A side note: In interviews over the summer, some of Glee's producers talked about how they were glad to be in the 9 p.m. time slot this year, because they wanted to be "edgier." We saw some of this in last night's episode, when Jacob Ben Israel refers to Tina as a "see you next Tina" on his video blog and Brittany talks about how it's hard to have Santana in Kentucky because it's too hard to scissor the webcam. What bothers me about that is I think about kids from conservative families who need Glee to feel like they're not alone, and it concerns me that material like this will give their parents (more) reasons not to let them watch the show. Find ways to use the edge for good, Glee!

In a moment of oh-my-God-I-can't-believe-that-story-line-didn't-get-scrapped-entirely, Kurt goes to meet Coach Sylvester's new baby, and Sue congratulates him for breaking barriers, since normally it's just the one-time star athletes who haunt the halls of their high schools post-graduation. Ideally, college counselors nationwide will begin screening this episode as an argument for applying to safety schools, a concept contemporary American television continues to be unfamiliar with. It's Blaine who ultimately nudges Kurt out of the nest with song, telling him he belongs in New York as he sings Imagine Dragons' "It's Time." I'm not sure whether Zach Woodlee's choreography here — based around the rhythms of the Cup Game and full of double dutch jump roping — is an homage to choreography that's been done elsewhere or not, but in terms of dance, it's one of my favorite things I've ever seen on Glee. Blaine, as ever, nails it. Burt Hummel sees Kurt off at the airport, and here's hoping Kurt makes enough trips home this season to finally get Mike O'Malley that Emmy.

Once auditions for the New Directions start and the decoy contenders (including the inimitable Stoner Brett, who I hope is in every episode and gets a web-based spinoff, too) are out of the way, two of the new series regulars are introduced. First up is Jake, Noah Puckerman's secret half-brother (no, really), who gets angry and knocks over a music stand after his audition is cut short. He declines Mr. Shue's offer to join the club, since it was contingent on taking the chip off his shoulder, but he'll clearly be back.
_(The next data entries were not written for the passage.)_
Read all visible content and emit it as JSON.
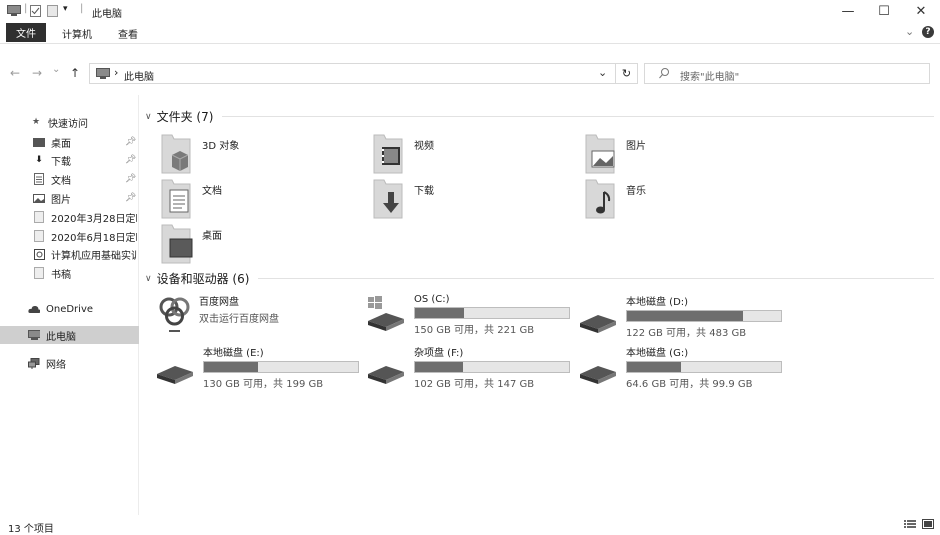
{
  "window": {
    "title": "此电脑",
    "title_separator": "|",
    "minimize": "—",
    "maximize": "☐",
    "close": "✕"
  },
  "ribbon": {
    "tabs": [
      "文件",
      "计算机",
      "查看"
    ],
    "expand": "⌄",
    "help": "?"
  },
  "address": {
    "back": "←",
    "forward": "→",
    "recent": "⌄",
    "up": "↑",
    "path_separator": "›",
    "location": "此电脑",
    "dropdown": "⌄",
    "refresh": "↻",
    "search_placeholder": "搜索\"此电脑\""
  },
  "nav": {
    "quick_access": "快速访问",
    "items": [
      {
        "label": "桌面",
        "pinned": true
      },
      {
        "label": "下载",
        "pinned": true
      },
      {
        "label": "文档",
        "pinned": true
      },
      {
        "label": "图片",
        "pinned": true
      },
      {
        "label": "2020年3月28日定时",
        "pinned": false
      },
      {
        "label": "2020年6月18日定时",
        "pinned": false
      },
      {
        "label": "计算机应用基础实训",
        "pinned": false
      },
      {
        "label": "书稿",
        "pinned": false
      }
    ],
    "onedrive": "OneDrive",
    "this_pc": "此电脑",
    "network": "网络"
  },
  "folders_group": {
    "title": "文件夹 (7)",
    "items": [
      "3D 对象",
      "视频",
      "图片",
      "文档",
      "下载",
      "音乐",
      "桌面"
    ]
  },
  "drives_group": {
    "title": "设备和驱动器 (6)",
    "baidu": {
      "name": "百度网盘",
      "desc": "双击运行百度网盘"
    },
    "drives": [
      {
        "name": "OS (C:)",
        "free": "150 GB 可用，共 221 GB",
        "used_fraction": 0.32
      },
      {
        "name": "本地磁盘 (D:)",
        "free": "122 GB 可用，共 483 GB",
        "used_fraction": 0.75
      },
      {
        "name": "本地磁盘 (E:)",
        "free": "130 GB 可用，共 199 GB",
        "used_fraction": 0.35
      },
      {
        "name": "杂项盘 (F:)",
        "free": "102 GB 可用，共 147 GB",
        "used_fraction": 0.31
      },
      {
        "name": "本地磁盘 (G:)",
        "free": "64.6 GB 可用，共 99.9 GB",
        "used_fraction": 0.35
      }
    ]
  },
  "status": {
    "item_count": "13 个项目"
  },
  "colors": {
    "bar_fill": "#6e6e6e",
    "selected_bg": "#cfcfcf"
  }
}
And then there's Marley, who's the daughter of the very overweight school lunch lady, a fact that her mother wants to keep secret for Marley's social standing (they should probably have fewer heart-to-heart conversations in the cafeteria kitchen if they're serious about this). They're very sweet together, even if their interactions have an after-school-special feel to them. What's odd is Marley's visual "thing" is an assortment of newsboy caps that she wears in rotation, which leads me to ask: Is she being dressed that way — like some sort of Dickensian street urchin — so we remember that she's poor?

But more important, Marley can sing. Her audition is juxtaposed with Rachel's first master class at NYADA, and while "New York State of Mind" is just as strange a choice for a high school auditorium as it is for the first day of voice class at an arts conservatory, Marley goes riff for riff and punch for punch with Rachel. And the difference between watching Marley and Rachel perform is that when Marley sings it looks like fun, and when Rachel sings it looks like work.

The episode ends in a blur of the new kids getting slushied, and the Glee kids deciding that they don't mind being unpopular if it means they can stick up for Marley and her mom, and Kurt and Rachel reuniting in New York, and Marley belting out "Chasing Pavements" as the rest of the New Directions perform choreography that's actually realistic for teenagers to learn. Nothing gold can stay, of course. There's no guarantee that Glee won't try to do far too many things with too many actors this season or that the episodes that are all New York or all McKinley will work. But at the very least, for this one episode, it was really nice to see Glee again.